September 4, 2018

Amanda Lea (Duke University)

Social effects on the baboon epigenome: critical periods or lifelong plasticity?

Humans and other primates live in complex social environments. Within these societies, some individuals frequently engage in social interactions, while others do not; similarly, only some individuals achieve high social status. Research across primate species suggests that this variation in social experiences can have profound effects on physiology, reproduction, and survival; yet, despite strong evidence that adverse social conditions (e.g., social isolation or low social status) negatively affect health, we do not understand how they do so. To address this gap, my project tests the hypothesis that social conditions influence health-related traits by altering the way genes are regulated.
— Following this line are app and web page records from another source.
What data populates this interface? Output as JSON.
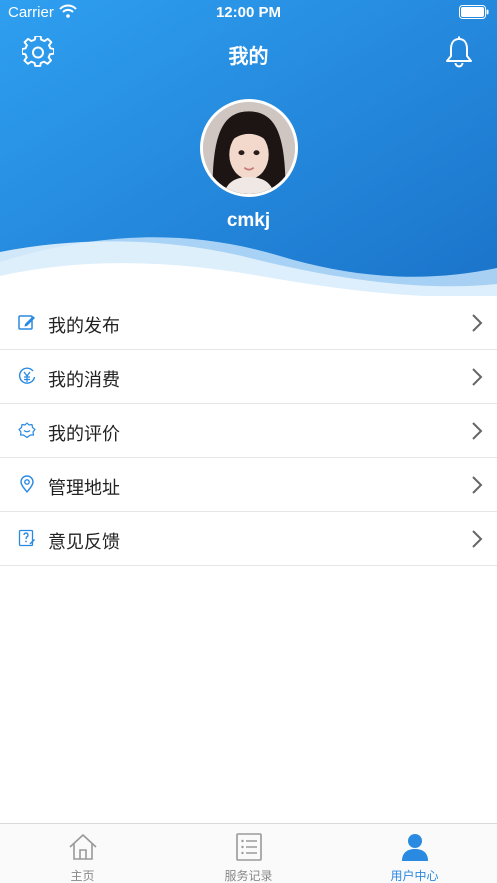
{
  "status_bar": {
    "carrier": "Carrier",
    "time": "12:00 PM"
  },
  "header": {
    "title": "我的"
  },
  "profile": {
    "username": "cmkj"
  },
  "menu": [
    {
      "label": "我的发布",
      "icon": "edit-icon"
    },
    {
      "label": "我的消费",
      "icon": "yen-icon"
    },
    {
      "label": "我的评价",
      "icon": "review-icon"
    },
    {
      "label": "管理地址",
      "icon": "location-icon"
    },
    {
      "label": "意见反馈",
      "icon": "feedback-icon"
    }
  ],
  "tabbar": [
    {
      "label": "主页",
      "icon": "home-icon",
      "active": false
    },
    {
      "label": "服务记录",
      "icon": "list-icon",
      "active": false
    },
    {
      "label": "用户中心",
      "icon": "user-icon",
      "active": true
    }
  ],
  "colors": {
    "accent": "#2a8ae2",
    "header_light": "#2f9ff0",
    "header_dark": "#1a73c9",
    "text": "#222222"
  }
}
Specifically, it asks whether low social status and/or social isolation (in both early life and adulthood) lead to changes in DNA methylation, an environmentally sensitive modifier of gene regulation. To do so, I will combine behavioral data from wild female baboons in the Amboseli ecosystem of Kenya with measures of genome-wide DNA methylation levels. The resulting analyses will shed new light on (i) which genes and biological pathways are affected by social challenges and (ii) when in an individual’s lifetime social experiences matter most. Together, these results will inform our understanding of how primate sociality shapes our epigenomes, including how we might best focus intervention efforts to offset the consequences of social adversity. (website)



Lea AJ, Durst PAP, Vilgalys TP, et al. (2017) Maximizing ecological and evolutionary insight from bisulfite sequencing data setsNature Ecology and Evolution 1: 1074-1083.

Lea AJ, Vockley CM, Johnston RA, et al. (2018) Genome-wide quantification of the effects of DNA methylation on human gene regulationeLife 7: e37513.

Lea AJ, Tung J, Archie EA, et al. (2018) Developmental plasticity: bridging research in evolution and human healthEvolution, Medicine, and Public Health 2017(1): 162-175.

Lea AJ, Akinyi MY, Nyakundi R, et al. (2018) Dominance rank-associated gene expression is widespread, sex-specific, and a precursor to high social status in wild male baboonsPNAS 115(52): E12163-E12171.